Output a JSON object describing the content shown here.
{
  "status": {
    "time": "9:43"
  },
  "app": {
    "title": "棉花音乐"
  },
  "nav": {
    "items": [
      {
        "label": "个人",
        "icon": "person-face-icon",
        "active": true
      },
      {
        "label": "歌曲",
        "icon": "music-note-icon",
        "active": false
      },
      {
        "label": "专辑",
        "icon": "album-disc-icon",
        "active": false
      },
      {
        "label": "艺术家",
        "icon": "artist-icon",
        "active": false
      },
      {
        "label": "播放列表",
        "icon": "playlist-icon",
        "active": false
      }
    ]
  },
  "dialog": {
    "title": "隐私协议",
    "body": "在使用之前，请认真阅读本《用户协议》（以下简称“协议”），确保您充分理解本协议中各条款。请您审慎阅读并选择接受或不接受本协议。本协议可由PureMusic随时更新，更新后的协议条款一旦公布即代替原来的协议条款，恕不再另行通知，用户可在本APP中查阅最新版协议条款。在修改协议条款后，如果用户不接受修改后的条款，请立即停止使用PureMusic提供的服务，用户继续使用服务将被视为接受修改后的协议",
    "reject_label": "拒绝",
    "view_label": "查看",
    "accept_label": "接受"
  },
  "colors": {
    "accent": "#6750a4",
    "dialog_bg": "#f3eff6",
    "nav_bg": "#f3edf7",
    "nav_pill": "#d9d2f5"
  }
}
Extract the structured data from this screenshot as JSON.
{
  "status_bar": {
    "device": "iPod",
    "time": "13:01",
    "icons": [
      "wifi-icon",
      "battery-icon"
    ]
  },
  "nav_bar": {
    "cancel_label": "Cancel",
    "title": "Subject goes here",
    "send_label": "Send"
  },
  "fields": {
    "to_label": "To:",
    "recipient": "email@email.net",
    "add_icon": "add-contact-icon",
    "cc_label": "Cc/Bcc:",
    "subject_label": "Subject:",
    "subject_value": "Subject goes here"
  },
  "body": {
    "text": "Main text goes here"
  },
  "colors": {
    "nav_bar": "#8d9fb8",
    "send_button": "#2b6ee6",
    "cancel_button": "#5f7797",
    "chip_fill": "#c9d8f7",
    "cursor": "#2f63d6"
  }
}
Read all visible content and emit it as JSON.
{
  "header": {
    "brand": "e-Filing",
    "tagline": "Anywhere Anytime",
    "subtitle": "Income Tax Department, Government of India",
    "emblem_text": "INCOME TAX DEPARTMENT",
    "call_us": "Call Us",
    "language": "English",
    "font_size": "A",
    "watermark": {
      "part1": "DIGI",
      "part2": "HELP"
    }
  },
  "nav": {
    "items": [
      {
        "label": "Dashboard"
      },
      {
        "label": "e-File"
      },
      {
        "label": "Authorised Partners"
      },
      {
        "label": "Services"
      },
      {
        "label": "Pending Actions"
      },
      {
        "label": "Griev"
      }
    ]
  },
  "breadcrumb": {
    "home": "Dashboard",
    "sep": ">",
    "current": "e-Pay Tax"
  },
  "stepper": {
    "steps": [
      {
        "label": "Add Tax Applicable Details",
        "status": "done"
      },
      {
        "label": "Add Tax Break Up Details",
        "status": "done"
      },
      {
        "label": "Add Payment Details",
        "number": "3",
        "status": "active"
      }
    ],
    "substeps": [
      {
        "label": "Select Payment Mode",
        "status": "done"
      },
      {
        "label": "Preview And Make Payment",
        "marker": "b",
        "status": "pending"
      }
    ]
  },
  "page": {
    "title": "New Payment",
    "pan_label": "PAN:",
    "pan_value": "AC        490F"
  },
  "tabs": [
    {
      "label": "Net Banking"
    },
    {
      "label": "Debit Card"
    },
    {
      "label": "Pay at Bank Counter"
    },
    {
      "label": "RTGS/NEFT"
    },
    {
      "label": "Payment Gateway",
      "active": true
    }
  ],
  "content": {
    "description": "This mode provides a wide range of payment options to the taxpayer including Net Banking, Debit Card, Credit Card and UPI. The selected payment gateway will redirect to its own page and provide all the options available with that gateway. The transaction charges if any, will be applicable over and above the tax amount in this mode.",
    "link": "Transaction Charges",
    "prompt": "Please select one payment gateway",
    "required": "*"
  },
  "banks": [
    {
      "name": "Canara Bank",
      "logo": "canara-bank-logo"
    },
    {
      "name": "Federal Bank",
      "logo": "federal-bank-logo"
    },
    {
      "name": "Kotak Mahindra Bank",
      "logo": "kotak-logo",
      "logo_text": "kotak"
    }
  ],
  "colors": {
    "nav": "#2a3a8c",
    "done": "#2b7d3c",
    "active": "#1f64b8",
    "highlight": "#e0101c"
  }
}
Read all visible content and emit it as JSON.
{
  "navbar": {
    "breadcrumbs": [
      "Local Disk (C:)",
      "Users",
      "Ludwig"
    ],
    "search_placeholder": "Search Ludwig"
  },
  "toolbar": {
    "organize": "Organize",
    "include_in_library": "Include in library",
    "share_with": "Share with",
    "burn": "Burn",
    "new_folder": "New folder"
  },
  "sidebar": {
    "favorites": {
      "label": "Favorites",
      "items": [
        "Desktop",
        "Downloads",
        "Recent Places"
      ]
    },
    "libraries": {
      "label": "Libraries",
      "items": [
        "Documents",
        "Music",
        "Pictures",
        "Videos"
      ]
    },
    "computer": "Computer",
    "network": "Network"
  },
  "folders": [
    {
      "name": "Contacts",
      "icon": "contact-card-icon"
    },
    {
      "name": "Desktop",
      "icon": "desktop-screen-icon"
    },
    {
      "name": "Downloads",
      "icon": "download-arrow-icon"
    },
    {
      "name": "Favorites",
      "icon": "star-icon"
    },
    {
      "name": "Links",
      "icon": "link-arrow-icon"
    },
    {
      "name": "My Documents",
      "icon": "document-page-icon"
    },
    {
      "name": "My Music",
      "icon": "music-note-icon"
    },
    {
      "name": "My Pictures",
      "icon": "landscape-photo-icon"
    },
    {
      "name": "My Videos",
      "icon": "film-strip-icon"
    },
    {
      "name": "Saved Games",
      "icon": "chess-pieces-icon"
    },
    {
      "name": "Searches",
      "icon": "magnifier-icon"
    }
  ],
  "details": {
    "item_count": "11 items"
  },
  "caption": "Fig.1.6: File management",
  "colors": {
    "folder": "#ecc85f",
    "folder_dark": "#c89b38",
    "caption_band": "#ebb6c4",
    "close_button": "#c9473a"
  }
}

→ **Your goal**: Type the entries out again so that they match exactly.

→ **Worked solution**:
Output a JSON object describing the content shown here.
{
  "status": {
    "time": "9:43"
  },
  "app": {
    "title": "棉花音乐"
  },
  "nav": {
    "items": [
      {
        "label": "个人",
        "icon": "person-face-icon",
        "active": true
      },
      {
        "label": "歌曲",
        "icon": "music-note-icon",
        "active": false
      },
      {
        "label": "专辑",
        "icon": "album-disc-icon",
        "active": false
      },
      {
        "label": "艺术家",
        "icon": "artist-icon",
        "active": false
      },
      {
        "label": "播放列表",
        "icon": "playlist-icon",
        "active": false
      }
    ]
  },
  "dialog": {
    "title": "隐私协议",
    "body": "在使用之前，请认真阅读本《用户协议》（以下简称“协议”），确保您充分理解本协议中各条款。请您审慎阅读并选择接受或不接受本协议。本协议可由PureMusic随时更新，更新后的协议条款一旦公布即代替原来的协议条款，恕不再另行通知，用户可在本APP中查阅最新版协议条款。在修改协议条款后，如果用户不接受修改后的条款，请立即停止使用PureMusic提供的服务，用户继续使用服务将被视为接受修改后的协议",
    "reject_label": "拒绝",
    "view_label": "查看",
    "accept_label": "接受"
  },
  "colors": {
    "accent": "#6750a4",
    "dialog_bg": "#f3eff6",
    "nav_bg": "#f3edf7",
    "nav_pill": "#d9d2f5"
  }
}
Extract the structured data from this screenshot as JSON.
{
  "status_bar": {
    "device": "iPod",
    "time": "13:01",
    "icons": [
      "wifi-icon",
      "battery-icon"
    ]
  },
  "nav_bar": {
    "cancel_label": "Cancel",
    "title": "Subject goes here",
    "send_label": "Send"
  },
  "fields": {
    "to_label": "To:",
    "recipient": "email@email.net",
    "add_icon": "add-contact-icon",
    "cc_label": "Cc/Bcc:",
    "subject_label": "Subject:",
    "subject_value": "Subject goes here"
  },
  "body": {
    "text": "Main text goes here"
  },
  "colors": {
    "nav_bar": "#8d9fb8",
    "send_button": "#2b6ee6",
    "cancel_button": "#5f7797",
    "chip_fill": "#c9d8f7",
    "cursor": "#2f63d6"
  }
}
Read all visible content and emit it as JSON.
{
  "header": {
    "brand": "e-Filing",
    "tagline": "Anywhere Anytime",
    "subtitle": "Income Tax Department, Government of India",
    "emblem_text": "INCOME TAX DEPARTMENT",
    "call_us": "Call Us",
    "language": "English",
    "font_size": "A",
    "watermark": {
      "part1": "DIGI",
      "part2": "HELP"
    }
  },
  "nav": {
    "items": [
      {
        "label": "Dashboard"
      },
      {
        "label": "e-File"
      },
      {
        "label": "Authorised Partners"
      },
      {
        "label": "Services"
      },
      {
        "label": "Pending Actions"
      },
      {
        "label": "Griev"
      }
    ]
  },
  "breadcrumb": {
    "home": "Dashboard",
    "sep": ">",
    "current": "e-Pay Tax"
  },
  "stepper": {
    "steps": [
      {
        "label": "Add Tax Applicable Details",
        "status": "done"
      },
      {
        "label": "Add Tax Break Up Details",
        "status": "done"
      },
      {
        "label": "Add Payment Details",
        "number": "3",
        "status": "active"
      }
    ],
    "substeps": [
      {
        "label": "Select Payment Mode",
        "status": "done"
      },
      {
        "label": "Preview And Make Payment",
        "marker": "b",
        "status": "pending"
      }
    ]
  },
  "page": {
    "title": "New Payment",
    "pan_label": "PAN:",
    "pan_value": "AC        490F"
  },
  "tabs": [
    {
      "label": "Net Banking"
    },
    {
      "label": "Debit Card"
    },
    {
      "label": "Pay at Bank Counter"
    },
    {
      "label": "RTGS/NEFT"
    },
    {
      "label": "Payment Gateway",
      "active": true
    }
  ],
  "content": {
    "description": "This mode provides a wide range of payment options to the taxpayer including Net Banking, Debit Card, Credit Card and UPI. The selected payment gateway will redirect to its own page and provide all the options available with that gateway. The transaction charges if any, will be applicable over and above the tax amount in this mode.",
    "link": "Transaction Charges",
    "prompt": "Please select one payment gateway",
    "required": "*"
  },
  "banks": [
    {
      "name": "Canara Bank",
      "logo": "canara-bank-logo"
    },
    {
      "name": "Federal Bank",
      "logo": "federal-bank-logo"
    },
    {
      "name": "Kotak Mahindra Bank",
      "logo": "kotak-logo",
      "logo_text": "kotak"
    }
  ],
  "colors": {
    "nav": "#2a3a8c",
    "done": "#2b7d3c",
    "active": "#1f64b8",
    "highlight": "#e0101c"
  }
}
Read all visible content and emit it as JSON.
{
  "navbar": {
    "breadcrumbs": [
      "Local Disk (C:)",
      "Users",
      "Ludwig"
    ],
    "search_placeholder": "Search Ludwig"
  },
  "toolbar": {
    "organize": "Organize",
    "include_in_library": "Include in library",
    "share_with": "Share with",
    "burn": "Burn",
    "new_folder": "New folder"
  },
  "sidebar": {
    "favorites": {
      "label": "Favorites",
      "items": [
        "Desktop",
        "Downloads",
        "Recent Places"
      ]
    },
    "libraries": {
      "label": "Libraries",
      "items": [
        "Documents",
        "Music",
        "Pictures",
        "Videos"
      ]
    },
    "computer": "Computer",
    "network": "Network"
  },
  "folders": [
    {
      "name": "Contacts",
      "icon": "contact-card-icon"
    },
    {
      "name": "Desktop",
      "icon": "desktop-screen-icon"
    },
    {
      "name": "Downloads",
      "icon": "download-arrow-icon"
    },
    {
      "name": "Favorites",
      "icon": "star-icon"
    },
    {
      "name": "Links",
      "icon": "link-arrow-icon"
    },
    {
      "name": "My Documents",
      "icon": "document-page-icon"
    },
    {
      "name": "My Music",
      "icon": "music-note-icon"
    },
    {
      "name": "My Pictures",
      "icon": "landscape-photo-icon"
    },
    {
      "name": "My Videos",
      "icon": "film-strip-icon"
    },
    {
      "name": "Saved Games",
      "icon": "chess-pieces-icon"
    },
    {
      "name": "Searches",
      "icon": "magnifier-icon"
    }
  ],
  "details": {
    "item_count": "11 items"
  },
  "caption": "Fig.1.6: File management",
  "colors": {
    "folder": "#ecc85f",
    "folder_dark": "#c89b38",
    "caption_band": "#ebb6c4",
    "close_button": "#c9473a"
  }
}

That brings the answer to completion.